Container Service for Kubernetes (ACK) allows you to use a node pool to manage multiple nodes in a cluster as a group. For example, you can centrally manage the labels and taints of the nodes in a node pool. This topic describes how to create a node pool that consists of Windows nodes in the ACK console.

Prerequisites

Usage notes

  • A Windows node pool supports only the Flannel network plug-in and does not support Terway.

  • By default, a cluster can contain at most 100 nodes. To increase the quota,Submit a ticket.
  • When you add an existing Elastic Compute Service (ECS) instance to a node pool, make sure that the ECS instance is associated with an elastic IP address (EIP) or a NAT gateway is configured for the virtual private cloud (VPC) where the ECS instance is deployed. In addition, make sure that the ECS instance can access the Internet. Otherwise, you cannot add the ECS instance to the node pool.

  • Windows node pools support Windows Server 2019, Windows Server Core, versions 1909 and 2004.
    Note You can select Windows Server 2019 and Windows Server Core, version 2004 in the ACK console. If you want to use Windows Server Core, version 1909, select the latest image ID based on the release notes for ECS public images to create a node pool. For more information, see Release notes.
  • The specifications of ECS instances used to deploy a Windows node pool must be higher than 4 vCPUs and 8 GB of memory.
    • If the memory usage of Windows containers exceeds the limit, the Out of Memory (OOM) Killer is not executed. Starting from May 2021, when a newly added Windows node in an ACK cluster that uses Kubernetes 1.16 or later is started, the node reserves the following resources: 1.5 vCPUs, 2.5 GB RAM, and 3 GB of disk space.
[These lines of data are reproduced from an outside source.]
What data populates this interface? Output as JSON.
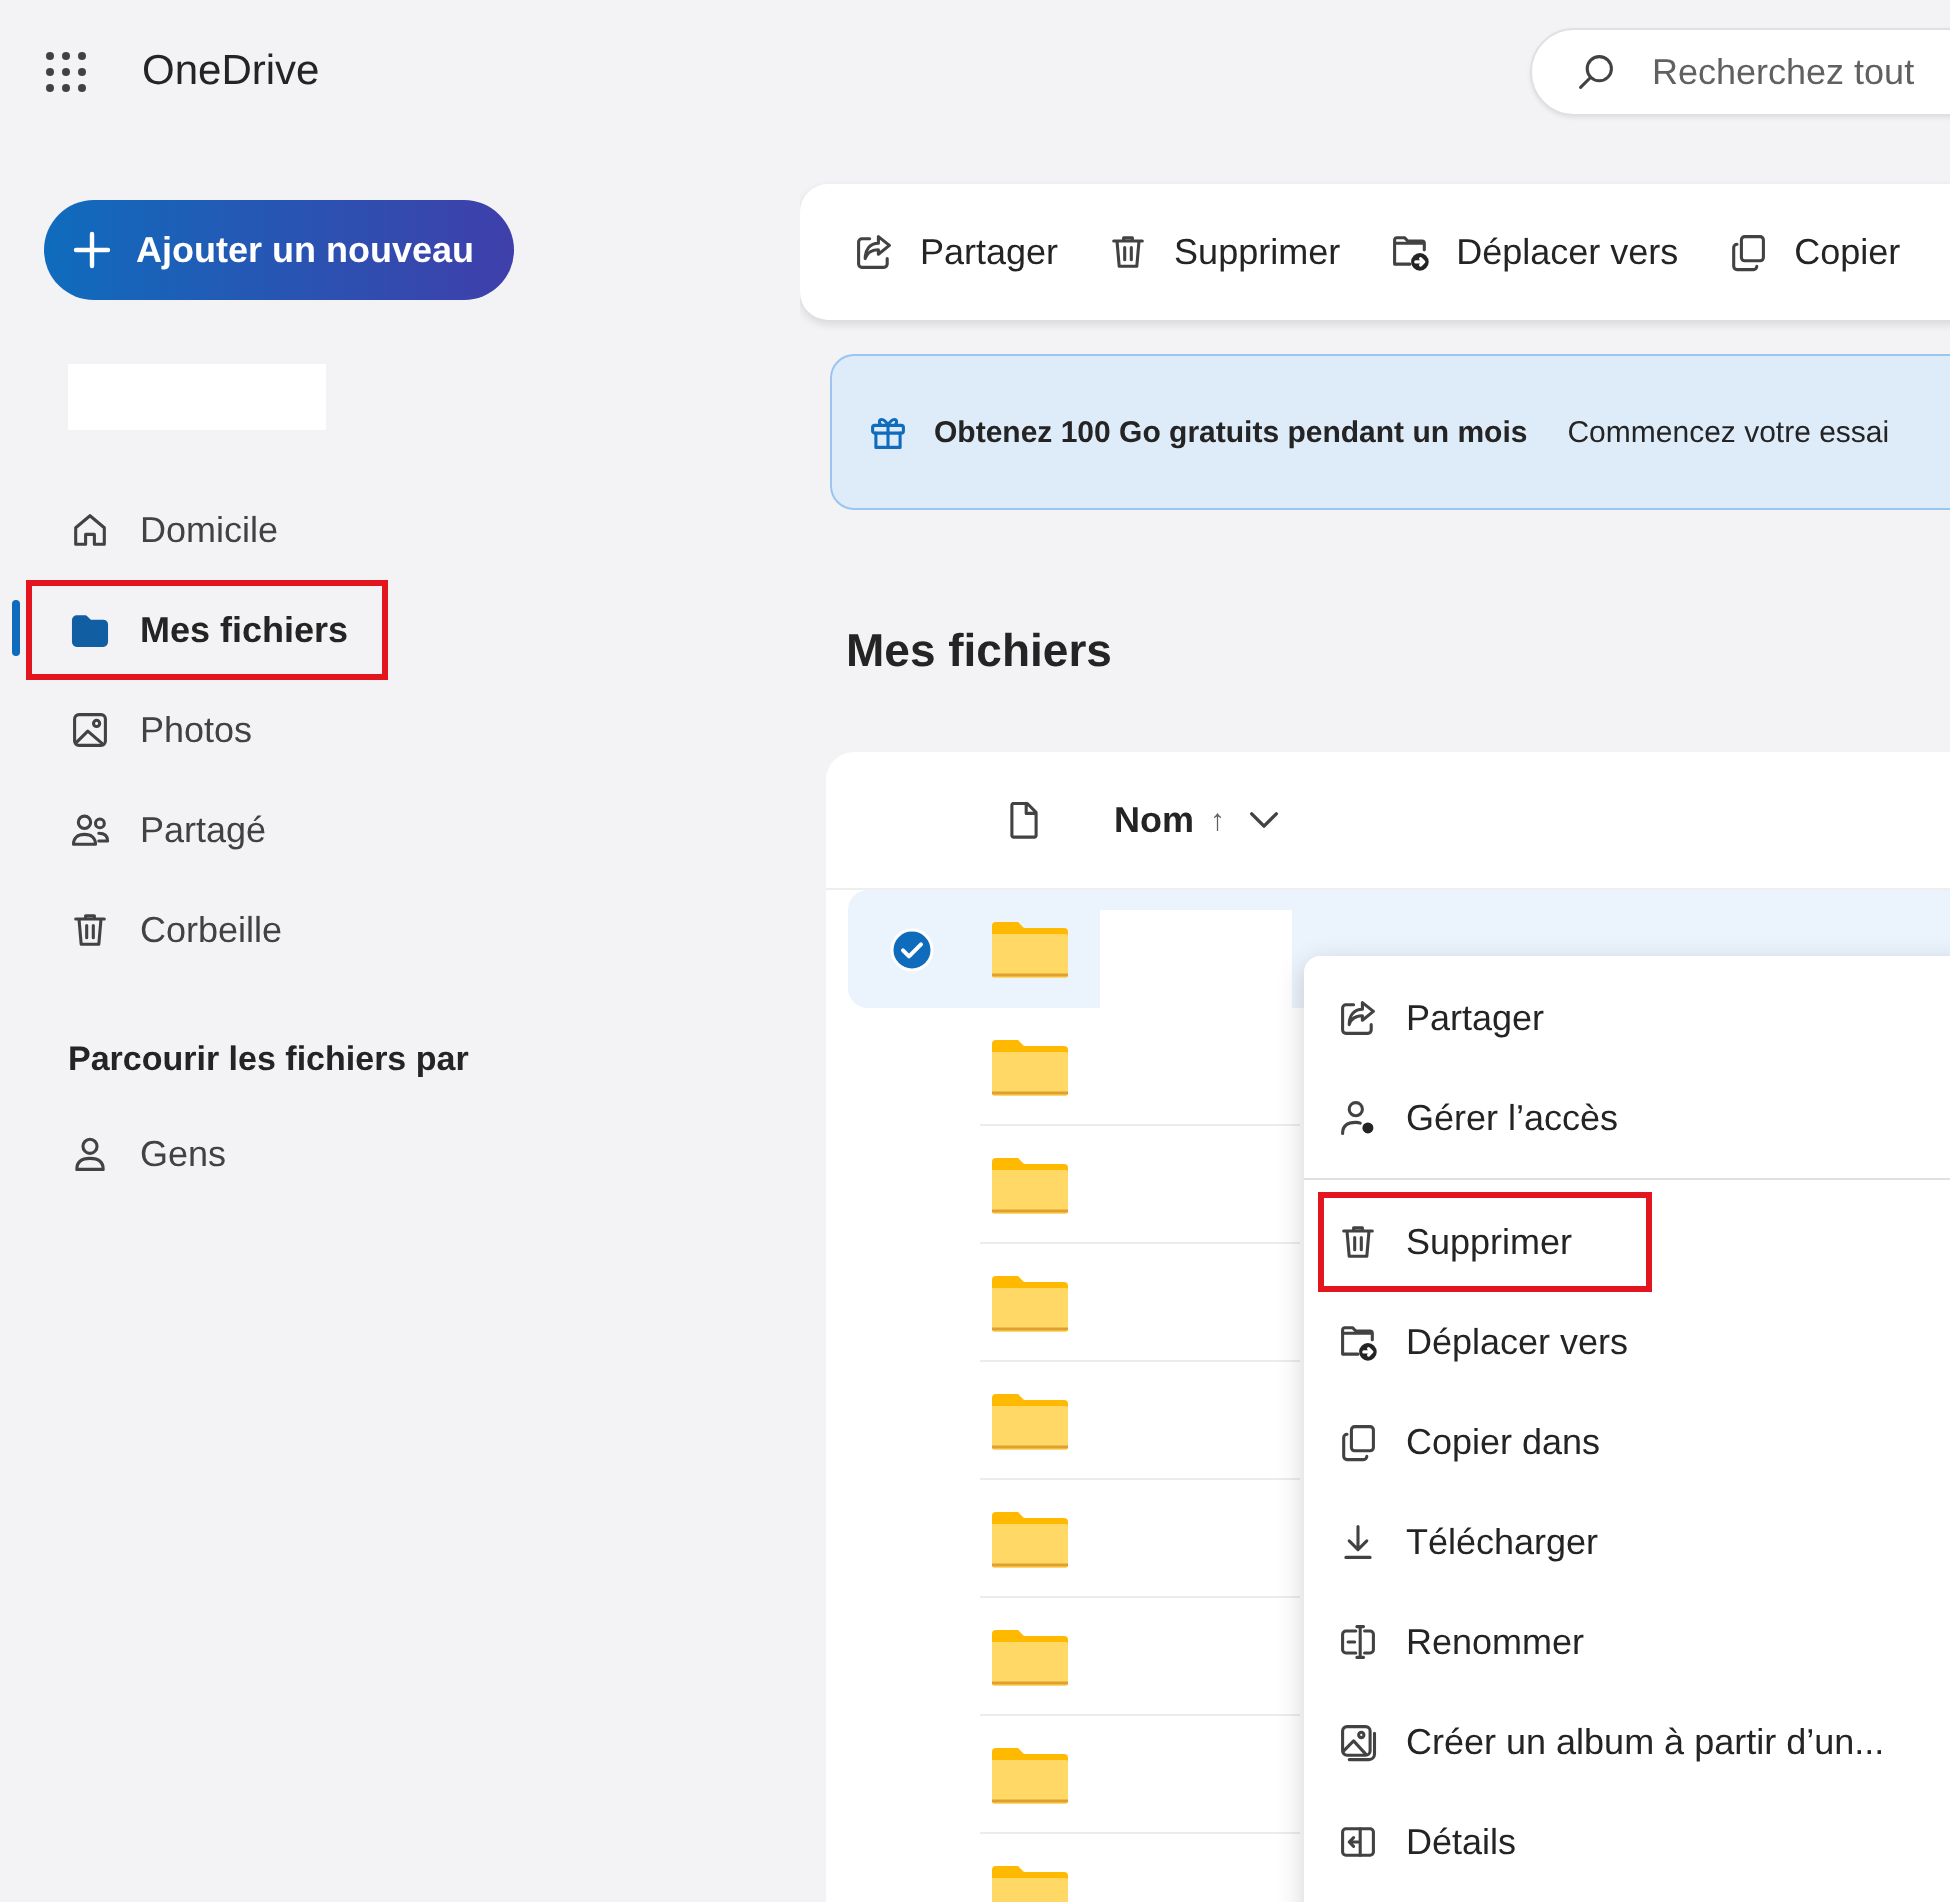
{
  "app": {
    "title": "OneDrive"
  },
  "search": {
    "placeholder": "Recherchez tout"
  },
  "new_button": {
    "label": "Ajouter un nouveau"
  },
  "sidebar": {
    "items": [
      {
        "label": "Domicile",
        "selected": false,
        "highlighted": false
      },
      {
        "label": "Mes fichiers",
        "selected": true,
        "highlighted": true
      },
      {
        "label": "Photos",
        "selected": false,
        "highlighted": false
      },
      {
        "label": "Partagé",
        "selected": false,
        "highlighted": false
      },
      {
        "label": "Corbeille",
        "selected": false,
        "highlighted": false
      }
    ],
    "browse_heading": "Parcourir les fichiers par",
    "browse_items": [
      {
        "label": "Gens",
        "selected": false,
        "highlighted": false
      }
    ]
  },
  "toolbar": [
    "Partager",
    "Supprimer",
    "Déplacer vers",
    "Copier"
  ],
  "banner": {
    "title": "Obtenez 100 Go gratuits pendant un mois",
    "action": "Commencez votre essai"
  },
  "heading": "Mes fichiers",
  "file_list": {
    "column": "Nom",
    "sort": "↑",
    "rows": [
      {
        "selected": true
      },
      {
        "selected": false
      },
      {
        "selected": false
      },
      {
        "selected": false
      },
      {
        "selected": false
      },
      {
        "selected": false
      },
      {
        "selected": false
      },
      {
        "selected": false
      },
      {
        "selected": false
      }
    ]
  },
  "context_menu": {
    "items": [
      {
        "kind": "item",
        "label": "Partager",
        "highlighted": false
      },
      {
        "kind": "item",
        "label": "Gérer l’accès",
        "highlighted": false
      },
      {
        "kind": "separator"
      },
      {
        "kind": "item",
        "label": "Supprimer",
        "highlighted": true
      },
      {
        "kind": "item",
        "label": "Déplacer vers",
        "highlighted": false
      },
      {
        "kind": "item",
        "label": "Copier dans",
        "highlighted": false
      },
      {
        "kind": "item",
        "label": "Télécharger",
        "highlighted": false
      },
      {
        "kind": "item",
        "label": "Renommer",
        "highlighted": false
      },
      {
        "kind": "item",
        "label": "Créer un album à partir d’un...",
        "highlighted": false
      },
      {
        "kind": "item",
        "label": "Détails",
        "highlighted": false
      }
    ]
  }
}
These resources are reserved to ensure that the Windows operating system, kubelet, and container runtime can run as normal.
      Note ACK reserves resources in case the Windows workloads overwhelm and then crash the Windows nodes. However, when a memory leak occurs in a Windows container, the Windows node that hosts the container may crash.
    • Windows containers have a small footprint. For more information, see Memory requirements of Windows containers.

Procedure

  1. Log on to the ACK console.
  2. In the left-side navigation pane of the ACK console, click Clusters.
  3. On the Clusters page, find the cluster that you want to manage and click the name of the cluster or click Details in the Actions column. The details page of the cluster appears.
  4. In the left-side navigation pane of the details page, choose Nodes > Node Pools.
  5. In the upper-right corner of the Node Pools page, click Create Node Pool.
    In the upper-right corner of the Node Pools page, you can also click Create Managed Node Pool to create a managed node pool, or click Configure Auto Scaling to create an auto-scaling node pool.
  6. In the Create Node Pool dialog box, configure the node pool.
    For more information, see Create a managed Kubernetes cluster. The following list describes some of the parameters:
    • Quantity: Specify the initial number of nodes in the node pool. If you do not want to add nodes to the pool, set this parameter to 0.
    • Operating System: Select a Windows operating system.
    • Node Label: Add labels to nodes in the node pool.
    • ECS Label: Add labels to the ECS instances.
  7. Click Confirm Order.
    On the Node Pools page, if the state of the node pool is Initializing, it indicates that the node pool is being created. After the node pool is created, the state of the node pool changes to Active. nodepool